Sylvan “Van” Myers spent 44 years at Wometco, rising through the ranks, first to head the data division, later as executive vice president of bottling, vending and food service operations and finally as president and CEO of the company.
After retiring in 1984, Myers devoted himself to the South Florida community and working to improve people’s lives, said son Bruce Myers.
“I think he was a role model, a leader,” Bruce Myers said. “He would’ve made a good politician, but people like that don’t want to run for office.”
An avid sports fan, devoted father and husband of 72 years to wife Jane, Myers died Tuesday. He was 95.
Born in Norfolk, Va., in 1917, Myers’ father wanted him to join him in the family’s mattress company. But Myers had bigger plans and left home for Harvard University.
It was there that an acquaintance gave Myers the phone number for a young woman, a senior in high school. Jane and Van began dating, eventually marrying in 1940.
But the honeymoon was short — Myers soon went into the Navy and served as a lieutenant during World War II. He was assigned to an amphibious craft in Okinawa.
After the war, he returned briefly to Boston, but was soon contacted by Mitchell Wolfson, the co-founder of Wometco Enterprises, a prominent Miami-based entertainment company that founded WTVJ, Miami’s first television station.
Myers followed Wolfson down to Miami in 1946 and never left.
At Wometco, he was a born leader. He rarely raised his voice, said his son, but he had a quality that made people follow him.
“He’s just the type of person you would want to be around and work for,” Bruce Myers said.
When Wolfson died in 1983, Myers became president and CEO, responsible for overseeing its sale to Kohlberg Kravis Roberts.
Although his presidency was brief, he made sure to stick around long enough to advocate for his former employees, his son said.

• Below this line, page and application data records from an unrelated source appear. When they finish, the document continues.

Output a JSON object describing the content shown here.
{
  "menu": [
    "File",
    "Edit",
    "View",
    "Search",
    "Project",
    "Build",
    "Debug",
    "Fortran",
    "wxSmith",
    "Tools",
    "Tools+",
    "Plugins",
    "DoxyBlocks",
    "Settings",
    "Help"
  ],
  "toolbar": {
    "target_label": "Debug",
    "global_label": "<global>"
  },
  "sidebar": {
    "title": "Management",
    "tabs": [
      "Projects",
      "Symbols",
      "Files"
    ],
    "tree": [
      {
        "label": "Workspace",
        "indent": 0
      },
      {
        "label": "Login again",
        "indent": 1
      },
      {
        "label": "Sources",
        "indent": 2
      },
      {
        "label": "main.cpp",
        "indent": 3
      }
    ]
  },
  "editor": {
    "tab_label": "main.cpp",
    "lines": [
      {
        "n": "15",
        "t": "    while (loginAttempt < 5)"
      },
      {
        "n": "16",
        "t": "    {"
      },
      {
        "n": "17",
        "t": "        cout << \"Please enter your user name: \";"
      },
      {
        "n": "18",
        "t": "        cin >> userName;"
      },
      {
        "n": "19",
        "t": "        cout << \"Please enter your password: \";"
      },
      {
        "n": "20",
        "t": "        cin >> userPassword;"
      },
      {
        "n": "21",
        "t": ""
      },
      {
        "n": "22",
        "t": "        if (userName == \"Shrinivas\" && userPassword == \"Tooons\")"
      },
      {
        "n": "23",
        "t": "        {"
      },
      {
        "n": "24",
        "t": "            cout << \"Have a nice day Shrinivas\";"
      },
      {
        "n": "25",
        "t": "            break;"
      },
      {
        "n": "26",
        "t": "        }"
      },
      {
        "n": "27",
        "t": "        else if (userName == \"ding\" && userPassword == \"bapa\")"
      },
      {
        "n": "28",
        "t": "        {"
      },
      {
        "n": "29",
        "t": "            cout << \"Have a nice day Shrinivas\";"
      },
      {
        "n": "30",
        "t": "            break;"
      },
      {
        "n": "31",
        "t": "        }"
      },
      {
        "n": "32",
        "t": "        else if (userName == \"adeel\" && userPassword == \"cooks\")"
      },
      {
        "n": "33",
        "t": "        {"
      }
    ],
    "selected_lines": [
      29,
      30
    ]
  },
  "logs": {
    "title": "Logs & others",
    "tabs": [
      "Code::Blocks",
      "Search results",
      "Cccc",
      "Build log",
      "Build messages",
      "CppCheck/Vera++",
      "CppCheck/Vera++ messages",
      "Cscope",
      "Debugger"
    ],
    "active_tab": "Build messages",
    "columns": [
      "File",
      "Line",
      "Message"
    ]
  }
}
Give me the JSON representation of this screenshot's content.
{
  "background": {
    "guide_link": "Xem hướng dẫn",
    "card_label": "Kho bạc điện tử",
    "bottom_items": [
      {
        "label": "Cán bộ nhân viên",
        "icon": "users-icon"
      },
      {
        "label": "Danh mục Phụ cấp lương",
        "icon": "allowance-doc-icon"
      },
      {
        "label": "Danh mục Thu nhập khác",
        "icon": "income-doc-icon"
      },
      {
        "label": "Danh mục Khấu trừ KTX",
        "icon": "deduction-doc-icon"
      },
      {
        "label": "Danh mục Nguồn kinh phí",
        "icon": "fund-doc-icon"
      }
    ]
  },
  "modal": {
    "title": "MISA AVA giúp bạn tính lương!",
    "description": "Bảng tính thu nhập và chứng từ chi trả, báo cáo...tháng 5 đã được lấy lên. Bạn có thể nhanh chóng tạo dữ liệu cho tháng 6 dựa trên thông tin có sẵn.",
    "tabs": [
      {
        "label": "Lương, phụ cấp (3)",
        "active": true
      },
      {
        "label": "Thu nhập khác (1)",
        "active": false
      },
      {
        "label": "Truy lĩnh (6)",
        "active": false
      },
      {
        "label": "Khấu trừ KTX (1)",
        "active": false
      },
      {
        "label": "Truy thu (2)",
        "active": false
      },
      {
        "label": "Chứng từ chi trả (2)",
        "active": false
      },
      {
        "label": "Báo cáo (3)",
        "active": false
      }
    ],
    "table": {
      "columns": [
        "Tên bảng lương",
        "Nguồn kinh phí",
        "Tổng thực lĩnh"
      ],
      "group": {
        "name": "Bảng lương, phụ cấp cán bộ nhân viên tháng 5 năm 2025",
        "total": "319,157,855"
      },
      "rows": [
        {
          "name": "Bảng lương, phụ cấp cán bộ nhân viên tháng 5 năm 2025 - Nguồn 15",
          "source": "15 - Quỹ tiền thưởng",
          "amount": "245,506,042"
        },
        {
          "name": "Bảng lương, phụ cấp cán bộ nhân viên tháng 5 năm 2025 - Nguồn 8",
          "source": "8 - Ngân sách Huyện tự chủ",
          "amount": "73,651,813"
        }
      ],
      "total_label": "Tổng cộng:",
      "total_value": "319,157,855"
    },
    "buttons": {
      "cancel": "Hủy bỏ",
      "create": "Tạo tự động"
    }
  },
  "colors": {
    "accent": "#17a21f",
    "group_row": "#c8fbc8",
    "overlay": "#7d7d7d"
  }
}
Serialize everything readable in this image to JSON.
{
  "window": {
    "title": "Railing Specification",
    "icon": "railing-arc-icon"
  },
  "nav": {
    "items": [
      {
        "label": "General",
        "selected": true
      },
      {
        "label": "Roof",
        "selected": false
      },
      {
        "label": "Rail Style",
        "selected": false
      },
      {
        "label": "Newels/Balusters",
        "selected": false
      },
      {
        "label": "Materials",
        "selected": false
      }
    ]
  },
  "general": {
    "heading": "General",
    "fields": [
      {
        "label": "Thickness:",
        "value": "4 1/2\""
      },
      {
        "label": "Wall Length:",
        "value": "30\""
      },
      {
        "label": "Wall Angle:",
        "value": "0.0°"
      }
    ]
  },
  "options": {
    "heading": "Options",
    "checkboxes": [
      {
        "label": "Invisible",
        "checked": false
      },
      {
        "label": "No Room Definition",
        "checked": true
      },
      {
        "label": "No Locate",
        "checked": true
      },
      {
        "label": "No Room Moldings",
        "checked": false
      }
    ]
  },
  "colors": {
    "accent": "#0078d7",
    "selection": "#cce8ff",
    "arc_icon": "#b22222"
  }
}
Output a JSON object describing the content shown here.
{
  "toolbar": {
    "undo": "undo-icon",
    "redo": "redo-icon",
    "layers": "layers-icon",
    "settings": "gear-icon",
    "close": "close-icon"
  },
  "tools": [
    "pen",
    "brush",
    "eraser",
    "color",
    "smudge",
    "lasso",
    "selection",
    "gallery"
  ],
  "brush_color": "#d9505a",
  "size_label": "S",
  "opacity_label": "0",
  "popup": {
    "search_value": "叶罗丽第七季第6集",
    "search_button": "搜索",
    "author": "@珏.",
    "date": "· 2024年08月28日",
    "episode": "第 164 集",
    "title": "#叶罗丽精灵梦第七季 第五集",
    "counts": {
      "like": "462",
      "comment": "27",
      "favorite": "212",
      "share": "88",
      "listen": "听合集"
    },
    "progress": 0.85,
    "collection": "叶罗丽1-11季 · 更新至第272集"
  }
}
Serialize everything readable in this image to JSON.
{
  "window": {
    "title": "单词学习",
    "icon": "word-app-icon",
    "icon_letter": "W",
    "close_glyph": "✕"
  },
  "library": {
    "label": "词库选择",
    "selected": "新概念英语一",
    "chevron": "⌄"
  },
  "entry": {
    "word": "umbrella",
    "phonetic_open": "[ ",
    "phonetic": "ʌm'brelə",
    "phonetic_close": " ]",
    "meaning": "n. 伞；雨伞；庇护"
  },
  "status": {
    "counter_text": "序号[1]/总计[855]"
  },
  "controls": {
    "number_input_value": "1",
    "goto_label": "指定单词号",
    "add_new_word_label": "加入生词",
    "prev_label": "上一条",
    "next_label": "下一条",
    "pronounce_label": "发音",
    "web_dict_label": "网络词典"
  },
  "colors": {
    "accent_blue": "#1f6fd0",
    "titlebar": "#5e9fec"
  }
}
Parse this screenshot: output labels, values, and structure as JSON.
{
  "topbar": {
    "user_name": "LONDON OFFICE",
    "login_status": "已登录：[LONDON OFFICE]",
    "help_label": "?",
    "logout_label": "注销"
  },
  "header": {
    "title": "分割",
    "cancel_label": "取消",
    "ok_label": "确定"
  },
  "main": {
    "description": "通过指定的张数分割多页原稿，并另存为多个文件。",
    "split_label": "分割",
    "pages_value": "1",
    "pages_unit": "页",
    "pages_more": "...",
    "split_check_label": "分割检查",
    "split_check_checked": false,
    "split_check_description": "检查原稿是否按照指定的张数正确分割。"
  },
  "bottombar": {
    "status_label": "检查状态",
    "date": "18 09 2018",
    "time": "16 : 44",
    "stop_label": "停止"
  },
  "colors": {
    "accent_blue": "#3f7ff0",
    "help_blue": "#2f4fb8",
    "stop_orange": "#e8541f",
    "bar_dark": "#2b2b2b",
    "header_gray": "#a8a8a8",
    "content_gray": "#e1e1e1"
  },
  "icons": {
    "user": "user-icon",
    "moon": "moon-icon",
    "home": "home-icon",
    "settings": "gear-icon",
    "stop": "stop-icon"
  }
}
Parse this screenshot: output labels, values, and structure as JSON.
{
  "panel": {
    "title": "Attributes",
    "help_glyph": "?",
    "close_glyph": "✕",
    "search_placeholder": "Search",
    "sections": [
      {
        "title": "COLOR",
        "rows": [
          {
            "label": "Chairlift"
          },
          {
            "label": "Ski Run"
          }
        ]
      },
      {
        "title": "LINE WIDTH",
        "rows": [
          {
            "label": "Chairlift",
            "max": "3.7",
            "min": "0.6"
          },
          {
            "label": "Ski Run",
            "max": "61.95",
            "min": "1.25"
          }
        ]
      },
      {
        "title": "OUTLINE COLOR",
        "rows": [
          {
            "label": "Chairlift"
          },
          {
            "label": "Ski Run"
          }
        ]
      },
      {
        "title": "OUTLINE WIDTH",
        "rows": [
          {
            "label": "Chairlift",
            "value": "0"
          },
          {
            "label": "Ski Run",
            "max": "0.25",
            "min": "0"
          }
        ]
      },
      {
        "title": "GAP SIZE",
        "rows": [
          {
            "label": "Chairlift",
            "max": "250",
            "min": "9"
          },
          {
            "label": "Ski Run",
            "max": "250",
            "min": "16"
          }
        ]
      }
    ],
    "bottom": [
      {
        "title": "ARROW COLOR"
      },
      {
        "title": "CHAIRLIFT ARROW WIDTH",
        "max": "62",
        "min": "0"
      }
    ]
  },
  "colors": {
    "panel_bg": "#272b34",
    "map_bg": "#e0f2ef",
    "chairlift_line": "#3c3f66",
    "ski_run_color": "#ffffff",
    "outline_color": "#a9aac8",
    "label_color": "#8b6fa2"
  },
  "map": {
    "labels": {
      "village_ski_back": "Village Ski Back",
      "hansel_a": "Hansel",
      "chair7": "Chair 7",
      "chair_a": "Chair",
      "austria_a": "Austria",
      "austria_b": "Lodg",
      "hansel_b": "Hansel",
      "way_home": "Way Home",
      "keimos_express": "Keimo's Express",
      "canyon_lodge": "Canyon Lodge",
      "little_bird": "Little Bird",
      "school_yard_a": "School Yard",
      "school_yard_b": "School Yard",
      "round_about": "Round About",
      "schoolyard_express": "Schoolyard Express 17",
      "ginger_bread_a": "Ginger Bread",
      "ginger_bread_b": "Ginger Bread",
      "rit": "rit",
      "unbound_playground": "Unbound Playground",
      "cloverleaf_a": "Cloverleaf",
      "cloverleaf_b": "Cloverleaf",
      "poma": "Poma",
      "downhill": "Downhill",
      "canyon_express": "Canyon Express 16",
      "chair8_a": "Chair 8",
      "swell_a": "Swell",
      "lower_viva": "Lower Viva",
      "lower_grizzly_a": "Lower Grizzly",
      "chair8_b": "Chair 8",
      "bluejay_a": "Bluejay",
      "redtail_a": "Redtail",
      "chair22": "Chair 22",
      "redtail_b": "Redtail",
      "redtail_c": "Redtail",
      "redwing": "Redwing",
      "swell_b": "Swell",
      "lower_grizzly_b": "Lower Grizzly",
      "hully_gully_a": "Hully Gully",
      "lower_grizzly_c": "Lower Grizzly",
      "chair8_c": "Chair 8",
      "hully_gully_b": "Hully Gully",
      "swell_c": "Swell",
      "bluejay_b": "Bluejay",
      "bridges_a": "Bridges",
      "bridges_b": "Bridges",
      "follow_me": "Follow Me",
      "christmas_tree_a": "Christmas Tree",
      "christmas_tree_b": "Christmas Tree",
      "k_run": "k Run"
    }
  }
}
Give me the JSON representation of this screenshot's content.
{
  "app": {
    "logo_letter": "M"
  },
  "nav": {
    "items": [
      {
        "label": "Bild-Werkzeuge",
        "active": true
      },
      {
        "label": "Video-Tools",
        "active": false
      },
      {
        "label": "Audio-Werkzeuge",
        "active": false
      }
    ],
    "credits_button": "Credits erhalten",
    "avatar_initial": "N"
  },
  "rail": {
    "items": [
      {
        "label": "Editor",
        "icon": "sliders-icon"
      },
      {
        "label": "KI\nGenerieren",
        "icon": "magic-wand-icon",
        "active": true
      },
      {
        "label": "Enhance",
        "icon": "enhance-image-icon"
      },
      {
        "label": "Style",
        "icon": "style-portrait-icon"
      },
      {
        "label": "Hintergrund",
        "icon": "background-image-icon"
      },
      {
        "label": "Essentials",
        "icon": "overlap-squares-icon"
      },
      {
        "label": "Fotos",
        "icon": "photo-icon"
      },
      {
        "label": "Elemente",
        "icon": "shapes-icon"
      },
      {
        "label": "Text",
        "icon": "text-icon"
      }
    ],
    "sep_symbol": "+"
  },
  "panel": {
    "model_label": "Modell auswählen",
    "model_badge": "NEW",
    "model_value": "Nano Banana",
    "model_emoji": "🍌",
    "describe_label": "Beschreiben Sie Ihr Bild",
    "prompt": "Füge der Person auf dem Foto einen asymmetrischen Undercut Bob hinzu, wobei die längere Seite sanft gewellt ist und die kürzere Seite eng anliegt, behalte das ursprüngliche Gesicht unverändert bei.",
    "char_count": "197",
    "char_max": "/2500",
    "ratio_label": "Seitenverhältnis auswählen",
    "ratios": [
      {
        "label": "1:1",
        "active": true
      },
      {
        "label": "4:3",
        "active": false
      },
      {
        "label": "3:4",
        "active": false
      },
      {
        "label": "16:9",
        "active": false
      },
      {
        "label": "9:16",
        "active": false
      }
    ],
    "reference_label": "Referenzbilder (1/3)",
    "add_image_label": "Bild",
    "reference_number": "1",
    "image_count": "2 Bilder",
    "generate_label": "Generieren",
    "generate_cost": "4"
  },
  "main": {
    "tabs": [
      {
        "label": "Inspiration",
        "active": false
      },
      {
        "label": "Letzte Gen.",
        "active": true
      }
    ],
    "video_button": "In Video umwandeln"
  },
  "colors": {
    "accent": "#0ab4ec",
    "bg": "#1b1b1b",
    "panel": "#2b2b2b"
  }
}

By the time Kohlberg Kravis Roberts took over the company in 1984, Wometco’s assets included 45 movie theaters, three TV stations, 47 cable TV systems, the Miami Seaquarium, the Citrus Tower and one of the largest Coca-Cola bottlers in the nation
Ever concerned with giving back to the city and the people he loved, Myers remained on several community boards in his retirement, including WPBT-Channel 2 and The Family Counseling Service. He was a founding member of Feeding South Florida and an original board member of the Mitchell Wolfson Foundation, of which he was a member when he died.
“He was literally the soul of decency, in my estimation,” said Dave Lawrence, a former publisher of The Miami Herald and founder of The Children’s Trust. His warm sense of humor and his thoughtfulness made him a good leader and a great friend, Lawrence said.
Myers was a tireless sports fan, often taking his two children to see the Miami Dolphins, the Miami Heat and the University of Miami Hurricanes. Another weekly family activity, during his time at Wometco, was Friday screenings of movies the company wanted to show at its theaters.
Well into his 90s, Myers still insisted on going somewhere outside his home every day. He had an endless reading list, as a longtime member of the Book of the Month Club, and he was interested in every subject.
In addition to his wife Jane and son Bruce, Myers is survived by daughter Catherine Myers and sister Valerie Rothschild.
There will be a celebration of his life at 1 p.m. Feb. 23 at the Coral Gables Country Club, 997 N. Greenway Dr.
In lieu of flowers, Myers’ family requests that donations be made to WPBT-Channel 2 or Feeding South Florida.